As science shows us, each human is a unique being, living among billions of other unique human beings.
Beyond our physical uniqueness, is there more to being human?
In our society, the experience of being a unique human is called “self”.
What do we know about our human self based on scientific research?
- Our uniqueness continues through deeper layers of self: physical, mental, emotional, experiential.
- Humans are social animals, interdependent and interconnected.
- Humans are designed with unique creative capacities: to make tools, create languages, music, construct buildings, planes, spaceships…
Learning about the self is a journey into discovering authenticity at the deepest levels of existence.
Why engage in self-discovery?
What is the “self”?
The word “self” refers to your unique existence, being, experience, and expression.
Self-awareness is a capacity to observe your self as an external object, as you would observe any other person.
Multiple layers of self exist…
For simplicity, I present the self as three primary layers:
Core Essence – Experiential Self – Socialized Self
The socialized self is most easily identified by its narratives, stories and meanings, thinking in language and words.
The experiential self contains non-languaged experience and a full range of emotions, including feelings of vulnerability, hurt, and pain.
The essence is the unique qualities and soul design, before socialization and life experiences conditioned the human’s physical body into patterned responses.
What is the socialized self?
From the moment you are born, the people around you begin to teach you how to behave in the environment in which you have arrived. They talk to you in certain ways, use a particular tone of voice and project certain emotions toward you when you do something that pleases them, and express other emotions and facial expressions when you do something that upsets them. They dress you in certain types of clothing (and not other types). they send you to school and tell you what is acceptable behavior at home and school and what is not. They reward good behavior that fits in their expectations and punish behavior that does not.
This is called socialization.
As a human goes through this process of socialization, s/he is conditioned through rewards and punishments administered by others and this continues for the rest of their lives. At first it is the parents and caretakers who apply the rewards and punishments, then school teachers, police, then a boss at work, as well as government officials.
Unfortunately, there are three side effects to this socialization process:
- People detune from the essence of who they really are..in order to fit into the environment they live, so they can feel safe, cared for, and able to perform in ways that is rewarded and not punished by the others. Once people are adults, these rewards are primarily related to finances, because money is needed to buy even the basic water and food needed for survival every day, so money has become a substitute for nature (water and food) in “developed” economic societies.
- They disconnect from their body and feeling sensations. Each child learns how to disconnect from the hurt they feel due to vulnerability and not receiving love, care, attention, warmth, holding, and protection a young child depends on. As a child grows into an adult, the pain causes most people to become less sensitive to feeling their vulnerabilities, hurts, and emotions. They have learned to desensitize and numb, distract, cover over, pretend, or control emotions such as fear, terror, anger, sadness and grief.
- Each person builds a socialized self, a set of strategies to survive and succeed in their society and it becomes a mask they show others.
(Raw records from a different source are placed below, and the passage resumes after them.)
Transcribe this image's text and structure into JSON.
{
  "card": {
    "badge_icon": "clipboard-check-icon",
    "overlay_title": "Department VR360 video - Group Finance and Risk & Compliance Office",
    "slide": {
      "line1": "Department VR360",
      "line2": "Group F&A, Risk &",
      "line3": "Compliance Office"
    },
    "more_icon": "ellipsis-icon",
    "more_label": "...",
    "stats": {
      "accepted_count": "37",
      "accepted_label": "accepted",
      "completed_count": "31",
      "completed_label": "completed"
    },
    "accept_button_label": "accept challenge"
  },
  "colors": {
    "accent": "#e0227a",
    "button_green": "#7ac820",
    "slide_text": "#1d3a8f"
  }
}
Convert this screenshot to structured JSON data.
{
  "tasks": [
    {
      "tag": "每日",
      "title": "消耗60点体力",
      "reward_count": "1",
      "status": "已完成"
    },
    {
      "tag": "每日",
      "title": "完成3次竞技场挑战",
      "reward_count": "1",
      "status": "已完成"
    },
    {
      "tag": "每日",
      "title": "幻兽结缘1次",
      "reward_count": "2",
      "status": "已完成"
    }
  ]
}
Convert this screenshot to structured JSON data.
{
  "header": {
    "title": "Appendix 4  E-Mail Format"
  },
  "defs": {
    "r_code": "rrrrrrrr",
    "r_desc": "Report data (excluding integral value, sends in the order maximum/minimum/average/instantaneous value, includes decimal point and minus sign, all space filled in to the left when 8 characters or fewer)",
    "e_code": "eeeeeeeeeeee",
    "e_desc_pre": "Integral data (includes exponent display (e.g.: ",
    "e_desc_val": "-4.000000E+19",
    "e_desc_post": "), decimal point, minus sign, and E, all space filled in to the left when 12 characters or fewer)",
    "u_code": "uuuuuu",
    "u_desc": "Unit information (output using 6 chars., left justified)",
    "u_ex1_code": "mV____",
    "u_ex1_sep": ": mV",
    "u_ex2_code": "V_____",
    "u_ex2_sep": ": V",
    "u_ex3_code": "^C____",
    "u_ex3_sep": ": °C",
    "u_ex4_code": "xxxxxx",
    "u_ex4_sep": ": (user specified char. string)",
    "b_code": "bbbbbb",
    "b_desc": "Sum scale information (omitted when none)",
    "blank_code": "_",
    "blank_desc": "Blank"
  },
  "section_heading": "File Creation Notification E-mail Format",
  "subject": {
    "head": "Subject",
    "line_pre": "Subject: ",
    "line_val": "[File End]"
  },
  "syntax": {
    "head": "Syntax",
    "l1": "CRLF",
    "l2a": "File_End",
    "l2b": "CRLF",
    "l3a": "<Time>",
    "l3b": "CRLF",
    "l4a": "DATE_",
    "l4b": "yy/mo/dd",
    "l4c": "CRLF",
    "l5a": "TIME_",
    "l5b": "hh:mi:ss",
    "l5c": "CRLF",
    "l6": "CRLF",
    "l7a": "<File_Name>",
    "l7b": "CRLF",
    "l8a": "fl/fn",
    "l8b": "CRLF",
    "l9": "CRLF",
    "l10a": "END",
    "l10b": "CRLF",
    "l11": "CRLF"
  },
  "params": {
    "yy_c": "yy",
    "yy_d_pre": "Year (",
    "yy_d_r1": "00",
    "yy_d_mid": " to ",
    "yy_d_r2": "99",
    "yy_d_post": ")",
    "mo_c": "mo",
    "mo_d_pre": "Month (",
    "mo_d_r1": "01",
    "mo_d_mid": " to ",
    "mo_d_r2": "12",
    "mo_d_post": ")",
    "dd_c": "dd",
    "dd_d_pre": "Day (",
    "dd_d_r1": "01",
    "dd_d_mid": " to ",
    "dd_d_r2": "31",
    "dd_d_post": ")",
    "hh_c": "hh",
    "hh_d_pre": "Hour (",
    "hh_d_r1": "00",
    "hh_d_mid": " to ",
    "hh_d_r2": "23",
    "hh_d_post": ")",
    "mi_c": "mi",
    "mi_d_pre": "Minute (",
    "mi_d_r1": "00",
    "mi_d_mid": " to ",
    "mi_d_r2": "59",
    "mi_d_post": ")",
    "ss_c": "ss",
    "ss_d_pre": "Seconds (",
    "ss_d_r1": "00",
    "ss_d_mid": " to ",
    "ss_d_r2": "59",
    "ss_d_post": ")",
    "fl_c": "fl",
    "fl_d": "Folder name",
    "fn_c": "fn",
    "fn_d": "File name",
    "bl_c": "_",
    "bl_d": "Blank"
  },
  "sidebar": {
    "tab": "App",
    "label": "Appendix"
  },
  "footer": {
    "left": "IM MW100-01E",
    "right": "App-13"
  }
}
The socialized self develops in response to hurt that is experienced, especially in the first 20 years of life. The socialized self serves as protection and defense system…to avoid feeling pain, shame, and any emotions that were punished. Eventually this “self” becomes all that a person is aware of in adult life, and thus the source of their identity. However, it is a kind of false version of self, designed to cover over the hurt by using control strategies to navigate social life and feel good.
The process of socialization in our human society creates layers within a human being’s sense of self.
To discover true essence requires a willingness to go back through the layers, clarifying the strategies of the socialized self and letting go of many of its protective mechanisms, in order to feel the actual emotions that the hurt experiential self contains. Willingness to feel vulnerable and begin to feel the full range of human emotion are first steps.
The benefit of this journey?
Besides experiencing authenticity and integrity at the soul level, which feels better than any manufactured form of positivity, gratitude, or love, the most common qualities of essence people report as their higher/deeper Self emerges are: calm, clarity, compassion, curiosity, confidence, courage, creativity, connected, presence, patience, perspective, persistence, playful, stillness, silent knowing, wholeness.